"He's on the album [cover], because he created all of this with us," Jordan said. "We wanted to have that sort of closure with him."
The 13-track album, which never features an acoustic guitar, revisits the stand-out Clockwork track, "Lock Eyes," replacing its acoustic arrangement with a psychedelic rock approach.
"When we were thinking about an actual album, we really wanted to go at it and tackle this album mentality," Jordan said. This was something that was not present, according to the band, during the Clockwork-era. Previously, albums were recorded over the course of a year or more in parts.
Hounds also wanted to cover a song from the late '60s, an era that greatly inspired the new direction. While a Beatles song was considered, the group thought it would be too predictable, and chose "White Rabbit" by Jefferson Airplane instead.
The band wanted to go for a much more raw sound this time around, noting the more polished sound of Clockwork was less its style. To help achieve that, Jordan said Hounds' goal was to record to tape, but did not have the budget.
As "Hounds" releases and another new beginning lies ahead, Jordan (24-years-old) and Mohler (21-years-old) will continue on as a duo, but are considering help.

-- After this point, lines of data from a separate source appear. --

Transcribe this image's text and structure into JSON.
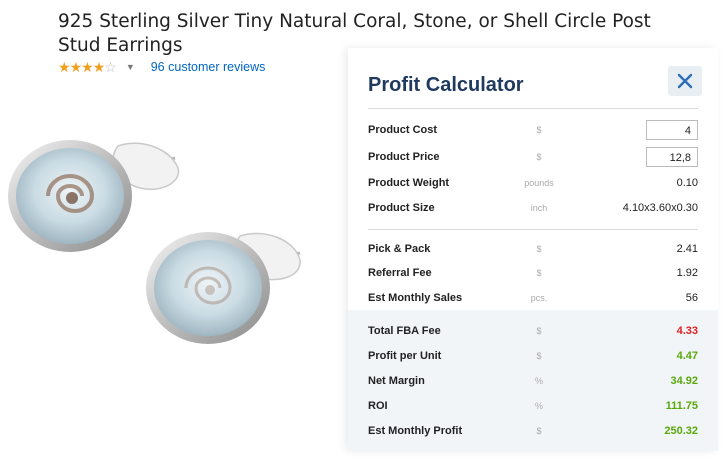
{
  "product": {
    "title": "925 Sterling Silver Tiny Natural Coral, Stone, or Shell Circle Post Stud Earrings",
    "rating": 3.5,
    "reviews_link": "96 customer reviews"
  },
  "calculator": {
    "title": "Profit Calculator",
    "close_icon": "close-icon",
    "rows_top": [
      {
        "label": "Product Cost",
        "unit": "$",
        "value": "4",
        "editable": true
      },
      {
        "label": "Product Price",
        "unit": "$",
        "value": "12,8",
        "editable": true
      },
      {
        "label": "Product Weight",
        "unit": "pounds",
        "value": "0.10",
        "editable": false
      },
      {
        "label": "Product Size",
        "unit": "inch",
        "value": "4.10x3.60x0.30",
        "editable": false
      }
    ],
    "rows_mid": [
      {
        "label": "Pick & Pack",
        "unit": "$",
        "value": "2.41"
      },
      {
        "label": "Referral Fee",
        "unit": "$",
        "value": "1.92"
      },
      {
        "label": "Est Monthly Sales",
        "unit": "pcs.",
        "value": "56"
      }
    ],
    "rows_bottom": [
      {
        "label": "Total FBA Fee",
        "unit": "$",
        "value": "4.33",
        "color": "#e02020"
      },
      {
        "label": "Profit per Unit",
        "unit": "$",
        "value": "4.47",
        "color": "#5aa80a"
      },
      {
        "label": "Net Margin",
        "unit": "%",
        "value": "34.92",
        "color": "#5aa80a"
      },
      {
        "label": "ROI",
        "unit": "%",
        "value": "111.75",
        "color": "#5aa80a"
      },
      {
        "label": "Est Monthly Profit",
        "unit": "$",
        "value": "250.32",
        "color": "#5aa80a"
      }
    ]
  },
  "colors": {
    "star": "#f0a020",
    "link": "#0066c0",
    "calc_title": "#1f3a5e",
    "close": "#2a6fb8"
  }
}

Though the band is not sure if it would like to add another official member, Hounds is looking for someone to duplicate what Logan Slone did during live shows -- play bass and sing background vocals. (Although, the brothers had shared lead vocals for the band's run.)
It's been an unusual ride, full of mixed emotions, Jordan admits.
"It's a scary, sad, exciting, depressing, wonderful, therapeutic, horrifying [time] -- every day's a different challenge."
All this makes Clockwork/Hounds a compelling portrait of a unique journey -- one that shouldn't be ending any time soon.